┏━━

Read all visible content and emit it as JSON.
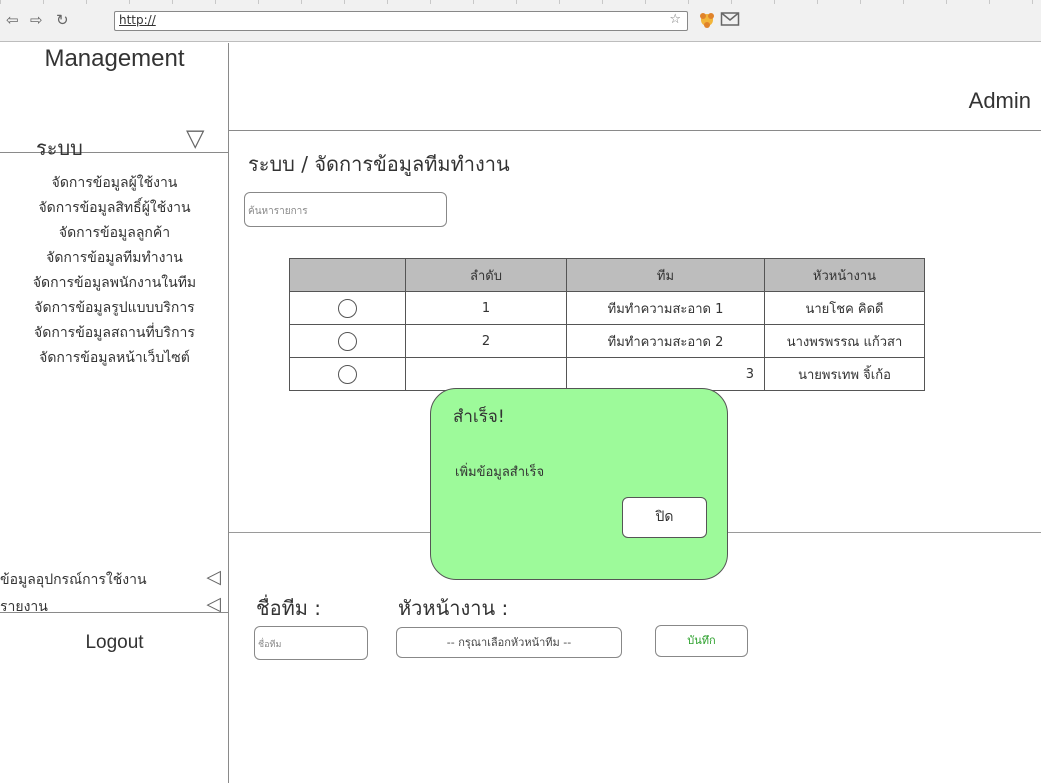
{
  "browser": {
    "url": "http://",
    "back_glyph": "⇦",
    "forward_glyph": "⇨",
    "reload_glyph": "↻",
    "star_glyph": "☆"
  },
  "sidebar": {
    "brand": "Management",
    "section_label": "ระบบ",
    "section_caret": "▽",
    "items": [
      {
        "label": "จัดการข้อมูลผู้ใช้งาน"
      },
      {
        "label": "จัดการข้อมูลสิทธิ์ผู้ใช้งาน"
      },
      {
        "label": "จัดการข้อมูลลูกค้า"
      },
      {
        "label": "จัดการข้อมูลทีมทำงาน"
      },
      {
        "label": "จัดการข้อมูลพนักงานในทีม"
      },
      {
        "label": "จัดการข้อมูลรูปแบบบริการ"
      },
      {
        "label": "จัดการข้อมูลสถานที่บริการ"
      },
      {
        "label": "จัดการข้อมูลหน้าเว็บไซต์"
      }
    ],
    "extra_items": [
      {
        "label": "ข้อมูลอุปกรณ์การใช้งาน",
        "caret": "◁"
      },
      {
        "label": "รายงาน",
        "caret": "◁"
      }
    ],
    "logout": "Logout"
  },
  "header": {
    "user": "Admin"
  },
  "main": {
    "breadcrumb": "ระบบ / จัดการข้อมูลทีมทำงาน",
    "search_placeholder": "ค้นหารายการ",
    "table": {
      "headers": [
        "",
        "ลำดับ",
        "ทีม",
        "หัวหน้างาน"
      ],
      "rows": [
        {
          "no": "1",
          "team": "ทีมทำความสะอาด 1",
          "leader": "นายโชค คิดดี"
        },
        {
          "no": "2",
          "team": "ทีมทำความสะอาด 2",
          "leader": "นางพรพรรณ แก้วสา"
        },
        {
          "no": "",
          "team": "3",
          "leader": "นายพรเทพ จิ้เก้อ"
        }
      ]
    },
    "form": {
      "team_label": "ชื่อทีม :",
      "leader_label": "หัวหน้างาน :",
      "team_placeholder": "ชื่อทีม",
      "leader_select": "-- กรุณาเลือกหัวหน้าทีม --",
      "save_label": "บันทึก"
    }
  },
  "modal": {
    "title": "สำเร็จ!",
    "message": "เพิ่มข้อมูลสำเร็จ",
    "close_label": "ปิด"
  },
  "colors": {
    "modal_bg": "#9dfa9a",
    "table_header_bg": "#bdbdbd",
    "save_text": "#2ca02c"
  }
}
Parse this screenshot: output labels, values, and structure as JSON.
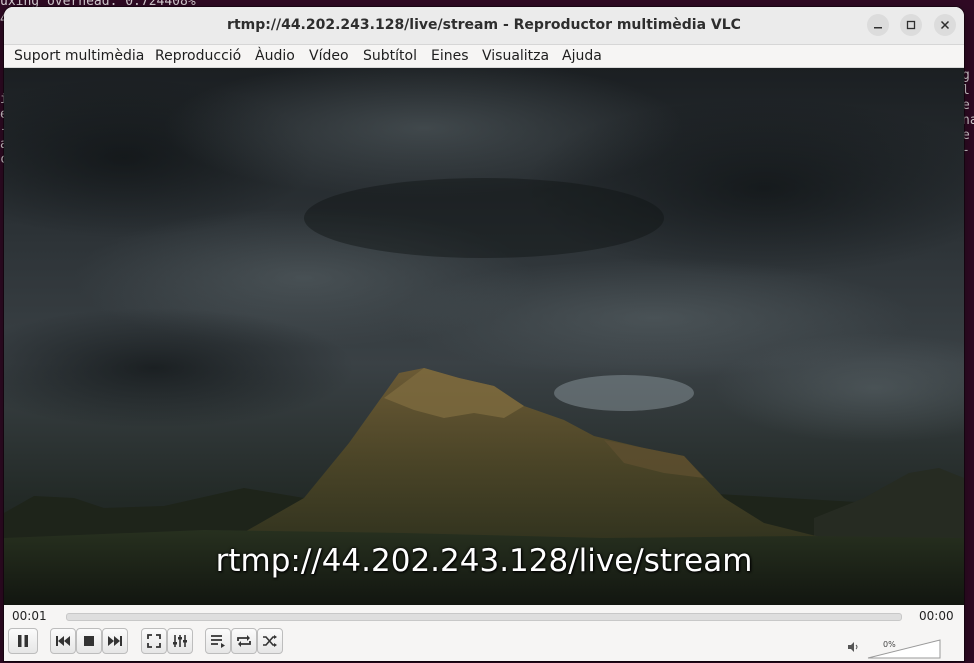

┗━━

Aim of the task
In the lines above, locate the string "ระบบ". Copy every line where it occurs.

Written answer
    "section_label": "ระบบ",
    "breadcrumb": "ระบบ / จัดการข้อมูลทีมทำงาน",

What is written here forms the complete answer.